(Problem to work on): Return the lines of the data below in which the string "extensions" occurs.
═════ Listed entries
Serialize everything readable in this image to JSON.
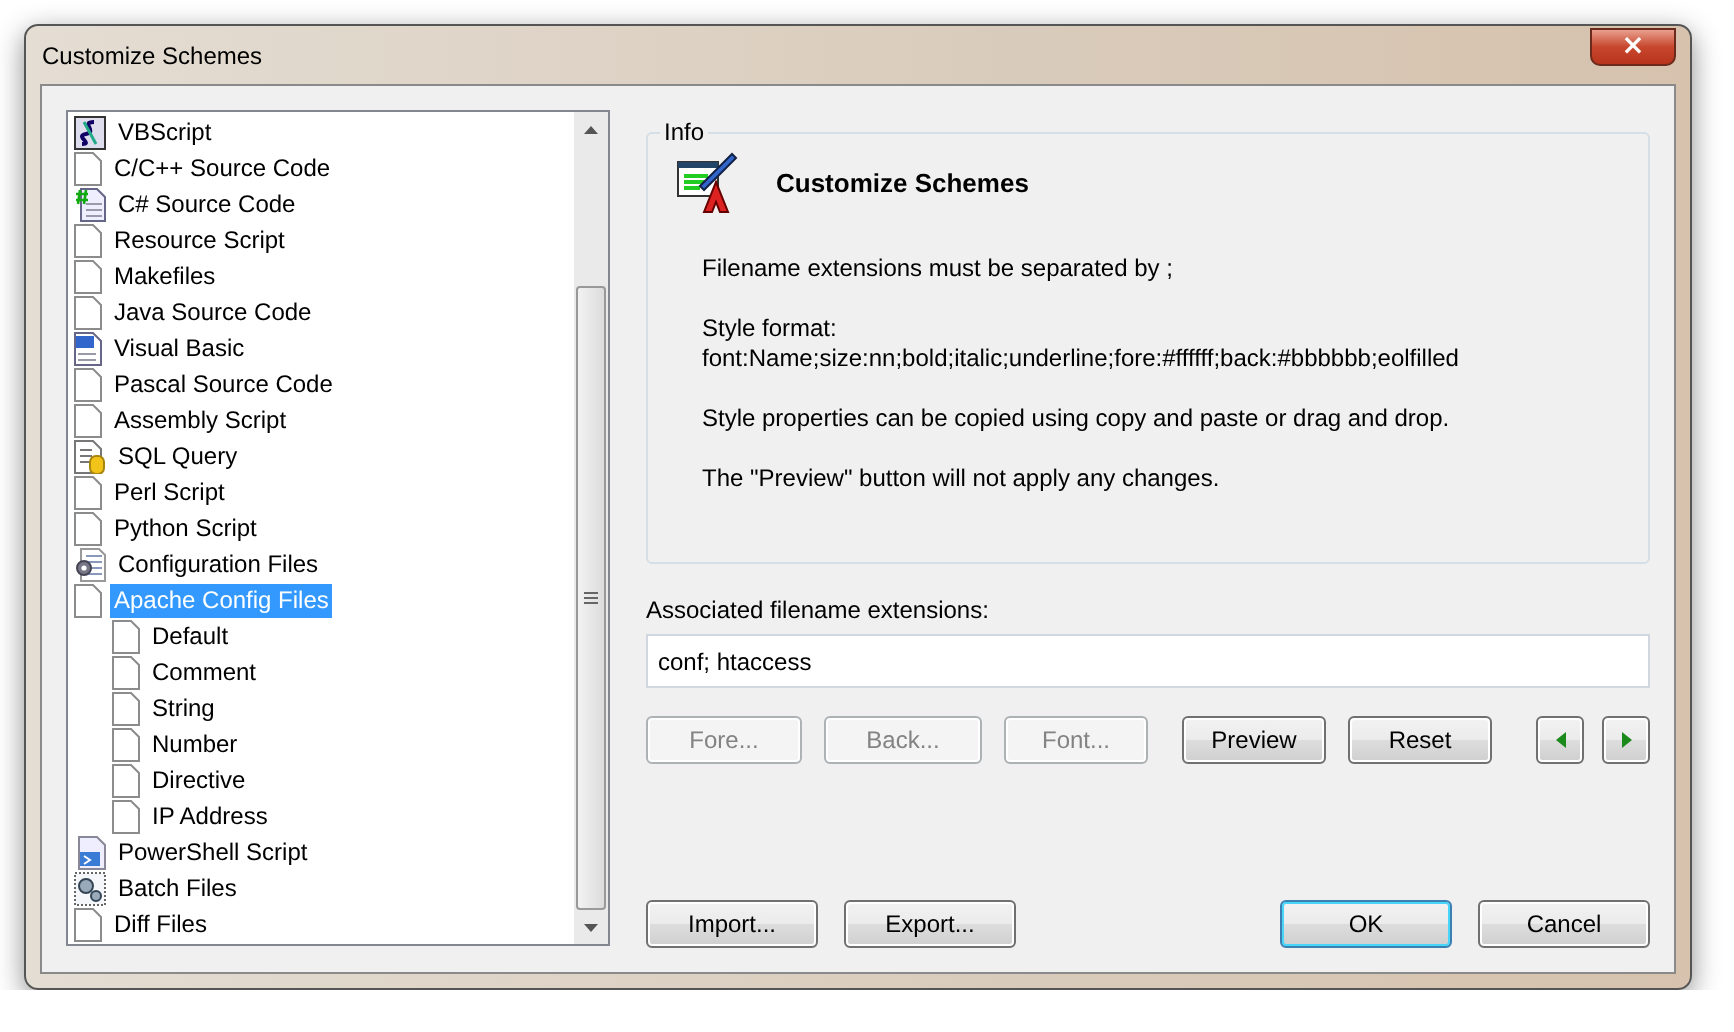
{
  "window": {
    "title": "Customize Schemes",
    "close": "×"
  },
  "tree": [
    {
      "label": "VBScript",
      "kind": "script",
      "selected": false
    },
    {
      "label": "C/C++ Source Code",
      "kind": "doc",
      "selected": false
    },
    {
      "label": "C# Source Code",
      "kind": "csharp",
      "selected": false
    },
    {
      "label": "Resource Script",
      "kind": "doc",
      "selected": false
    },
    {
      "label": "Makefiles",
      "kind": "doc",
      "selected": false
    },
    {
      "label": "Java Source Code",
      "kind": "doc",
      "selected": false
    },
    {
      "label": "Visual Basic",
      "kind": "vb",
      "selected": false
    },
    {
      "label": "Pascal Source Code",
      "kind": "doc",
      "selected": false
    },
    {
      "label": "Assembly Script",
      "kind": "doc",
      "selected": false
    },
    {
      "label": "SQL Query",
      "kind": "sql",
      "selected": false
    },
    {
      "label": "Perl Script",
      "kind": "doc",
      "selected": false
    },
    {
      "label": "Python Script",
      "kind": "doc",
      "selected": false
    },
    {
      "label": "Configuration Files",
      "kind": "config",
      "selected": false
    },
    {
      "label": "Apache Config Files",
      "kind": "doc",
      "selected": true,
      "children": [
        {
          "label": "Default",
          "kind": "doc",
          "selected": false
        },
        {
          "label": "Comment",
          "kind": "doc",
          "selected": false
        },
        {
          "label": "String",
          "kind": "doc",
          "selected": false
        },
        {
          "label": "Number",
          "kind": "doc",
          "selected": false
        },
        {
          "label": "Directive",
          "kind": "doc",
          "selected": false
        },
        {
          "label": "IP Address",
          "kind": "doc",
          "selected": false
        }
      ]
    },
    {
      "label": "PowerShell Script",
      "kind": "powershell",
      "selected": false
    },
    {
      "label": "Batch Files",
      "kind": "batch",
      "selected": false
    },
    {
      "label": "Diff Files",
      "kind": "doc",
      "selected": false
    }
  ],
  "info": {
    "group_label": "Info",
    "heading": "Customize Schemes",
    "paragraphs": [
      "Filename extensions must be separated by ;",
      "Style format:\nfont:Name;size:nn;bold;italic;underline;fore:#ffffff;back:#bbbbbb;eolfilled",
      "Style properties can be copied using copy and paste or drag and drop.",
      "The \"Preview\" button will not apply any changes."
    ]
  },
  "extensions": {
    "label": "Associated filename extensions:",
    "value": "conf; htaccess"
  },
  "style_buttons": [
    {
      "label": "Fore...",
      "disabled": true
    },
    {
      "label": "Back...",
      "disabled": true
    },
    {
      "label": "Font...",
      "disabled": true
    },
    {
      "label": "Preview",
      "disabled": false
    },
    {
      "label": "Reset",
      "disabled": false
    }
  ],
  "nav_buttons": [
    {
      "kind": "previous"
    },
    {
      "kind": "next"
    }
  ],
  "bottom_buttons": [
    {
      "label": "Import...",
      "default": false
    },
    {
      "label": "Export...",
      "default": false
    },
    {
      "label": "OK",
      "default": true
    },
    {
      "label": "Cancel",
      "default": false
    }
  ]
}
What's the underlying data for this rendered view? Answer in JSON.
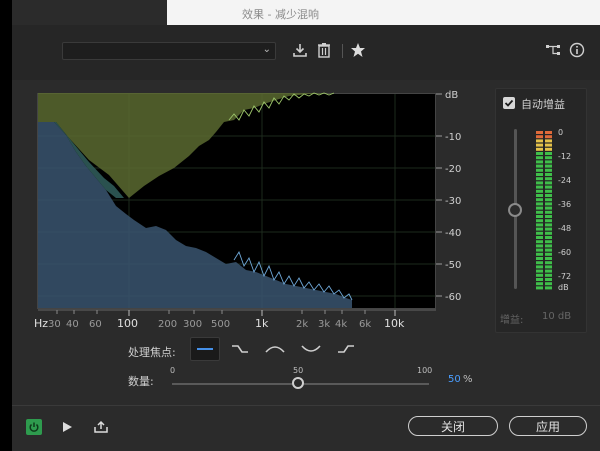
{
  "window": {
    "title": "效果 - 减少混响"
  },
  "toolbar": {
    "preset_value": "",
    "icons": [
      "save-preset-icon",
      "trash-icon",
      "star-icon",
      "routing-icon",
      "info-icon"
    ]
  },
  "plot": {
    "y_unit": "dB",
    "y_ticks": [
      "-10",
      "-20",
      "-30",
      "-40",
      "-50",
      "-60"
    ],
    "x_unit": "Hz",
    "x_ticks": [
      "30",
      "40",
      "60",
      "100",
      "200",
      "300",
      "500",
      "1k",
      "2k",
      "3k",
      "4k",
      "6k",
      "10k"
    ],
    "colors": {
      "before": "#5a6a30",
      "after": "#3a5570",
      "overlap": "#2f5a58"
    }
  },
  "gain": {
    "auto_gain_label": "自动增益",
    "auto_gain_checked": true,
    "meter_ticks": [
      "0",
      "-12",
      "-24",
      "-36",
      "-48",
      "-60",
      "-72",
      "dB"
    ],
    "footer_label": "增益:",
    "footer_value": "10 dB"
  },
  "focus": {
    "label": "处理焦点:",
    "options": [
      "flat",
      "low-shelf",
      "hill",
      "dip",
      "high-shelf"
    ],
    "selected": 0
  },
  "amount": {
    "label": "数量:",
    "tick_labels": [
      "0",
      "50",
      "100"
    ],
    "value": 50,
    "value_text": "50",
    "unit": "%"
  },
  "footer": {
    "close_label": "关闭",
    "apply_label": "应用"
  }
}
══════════
(Expected answer):
      "Filename extensions must be separated by ;",
  "extensions": {
    "label": "Associated filename extensions:",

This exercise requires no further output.